2. A copy of ‘Boom-time for legal loan sharks: How deregulation, market failure and a crisis in wages has led to the rise of payday lenders’ is attached and more information can be found here: http://classonline.org.uk/docs/2013.07_boom-time_for_legal_loan_sharks.pdf (released) and here http://www.classonline.org.uk/pubs/item/boom-time-for-legal-loan-sharks (embargoed)
Carl Packman’s paper shows how payday lending originated in the US, but after being squeezed out by urgent regulation and usury laws, the industry set up shop in the UK where markets were entrusted to run themselves, with little regulation from the state, and where prices at which lenders could sell credit were not restricted. With light-touch regulation and stagnating wages, the payday lending industry has boomed.
This paper calls for the government to set a cap on the cost of credit and recommends that the government give the newly created Financial Conduct Authority (FCA) the power to do this in November 2013, not April 2014 which it's currently set to do. An end to self-regulation, the introduction of a reasonable rollover limit, a restriction on the amount of times a person can take out loans in order to service the interest of existing or “live” loans and an obligation on all lenders to put all credit transactions through a credit reference agency are some of the other strong recommendations in this report.
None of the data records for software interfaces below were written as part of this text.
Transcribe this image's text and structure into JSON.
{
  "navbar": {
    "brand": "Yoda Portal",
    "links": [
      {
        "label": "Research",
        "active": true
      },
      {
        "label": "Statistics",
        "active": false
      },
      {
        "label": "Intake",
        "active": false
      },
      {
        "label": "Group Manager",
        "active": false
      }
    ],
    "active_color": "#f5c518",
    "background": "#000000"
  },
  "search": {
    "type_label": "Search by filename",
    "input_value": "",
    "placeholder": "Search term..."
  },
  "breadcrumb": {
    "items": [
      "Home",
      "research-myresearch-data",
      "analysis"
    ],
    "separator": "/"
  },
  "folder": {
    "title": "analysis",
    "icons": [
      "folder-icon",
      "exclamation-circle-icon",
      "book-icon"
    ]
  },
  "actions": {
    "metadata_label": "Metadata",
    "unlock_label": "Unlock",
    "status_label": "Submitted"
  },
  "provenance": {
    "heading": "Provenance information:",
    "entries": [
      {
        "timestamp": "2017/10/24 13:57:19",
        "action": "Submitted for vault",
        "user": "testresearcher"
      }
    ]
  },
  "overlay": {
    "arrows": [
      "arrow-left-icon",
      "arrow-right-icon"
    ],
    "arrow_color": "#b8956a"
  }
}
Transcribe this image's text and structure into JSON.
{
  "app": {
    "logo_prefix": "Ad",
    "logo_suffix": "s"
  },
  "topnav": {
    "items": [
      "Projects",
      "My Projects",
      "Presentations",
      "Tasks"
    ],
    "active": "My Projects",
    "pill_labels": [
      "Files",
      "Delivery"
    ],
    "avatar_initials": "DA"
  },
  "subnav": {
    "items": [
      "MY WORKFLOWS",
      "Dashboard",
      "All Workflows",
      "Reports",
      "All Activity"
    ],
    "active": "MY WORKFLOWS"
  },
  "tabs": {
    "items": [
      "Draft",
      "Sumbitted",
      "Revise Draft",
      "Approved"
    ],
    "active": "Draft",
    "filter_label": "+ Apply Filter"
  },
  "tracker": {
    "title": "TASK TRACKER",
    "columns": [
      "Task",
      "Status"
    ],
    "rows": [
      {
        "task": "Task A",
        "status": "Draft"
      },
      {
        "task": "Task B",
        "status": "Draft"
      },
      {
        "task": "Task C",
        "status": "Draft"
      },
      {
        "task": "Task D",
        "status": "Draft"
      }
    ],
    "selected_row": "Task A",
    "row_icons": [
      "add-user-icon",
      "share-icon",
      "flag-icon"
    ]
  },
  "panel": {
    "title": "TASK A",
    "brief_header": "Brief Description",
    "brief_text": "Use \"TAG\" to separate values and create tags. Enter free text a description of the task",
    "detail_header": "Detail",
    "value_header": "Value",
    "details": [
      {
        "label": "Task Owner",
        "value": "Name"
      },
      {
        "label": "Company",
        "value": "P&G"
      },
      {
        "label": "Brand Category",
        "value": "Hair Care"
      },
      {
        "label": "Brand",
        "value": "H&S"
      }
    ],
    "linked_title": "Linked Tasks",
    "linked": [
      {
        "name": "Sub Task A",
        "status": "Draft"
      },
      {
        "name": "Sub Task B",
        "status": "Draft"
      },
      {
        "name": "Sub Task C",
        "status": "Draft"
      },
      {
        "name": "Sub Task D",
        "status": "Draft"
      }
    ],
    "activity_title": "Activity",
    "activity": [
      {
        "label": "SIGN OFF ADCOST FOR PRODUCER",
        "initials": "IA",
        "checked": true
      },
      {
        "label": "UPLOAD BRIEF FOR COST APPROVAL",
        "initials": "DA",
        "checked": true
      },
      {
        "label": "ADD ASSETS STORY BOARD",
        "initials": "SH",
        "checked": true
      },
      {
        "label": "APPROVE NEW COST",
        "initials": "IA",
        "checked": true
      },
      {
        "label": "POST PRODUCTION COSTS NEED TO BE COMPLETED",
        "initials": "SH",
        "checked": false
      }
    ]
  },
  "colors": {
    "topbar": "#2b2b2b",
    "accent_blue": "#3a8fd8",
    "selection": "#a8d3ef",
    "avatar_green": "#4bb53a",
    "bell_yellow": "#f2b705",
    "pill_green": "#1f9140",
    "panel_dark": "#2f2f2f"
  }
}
3. The author of the paper:
Carl Packman is a writer, researcher and blogger. Carl is the author of the book Loan Sharks: The Rise and Rise of Payday Lending published in 2012 by Searching Finance. He has written for many publications including the Guardian, New Statesman, Jewish Chronicle and Credit Today Magazine and has been interviewed on payday lending by the BBC, Sky News, LBC and Channel 4. His next book, on the global growth of the high cost credit market, will be published by Palgrave MacMillan in 2014.
4. Paul Blomfield MP’s Private Members Bill - High Cost Credit Bill
The Bill aims to tackle the problems being caused by payday lenders in a number of ways: by regulating their advertising and ensuring clear information is provided on the cost of loans; requiring lenders to undertake affordability checks and limiting excessive charges; and introducing measures to protect borrowers in difficulty by requiring lenders to refer them to free independent debt advice.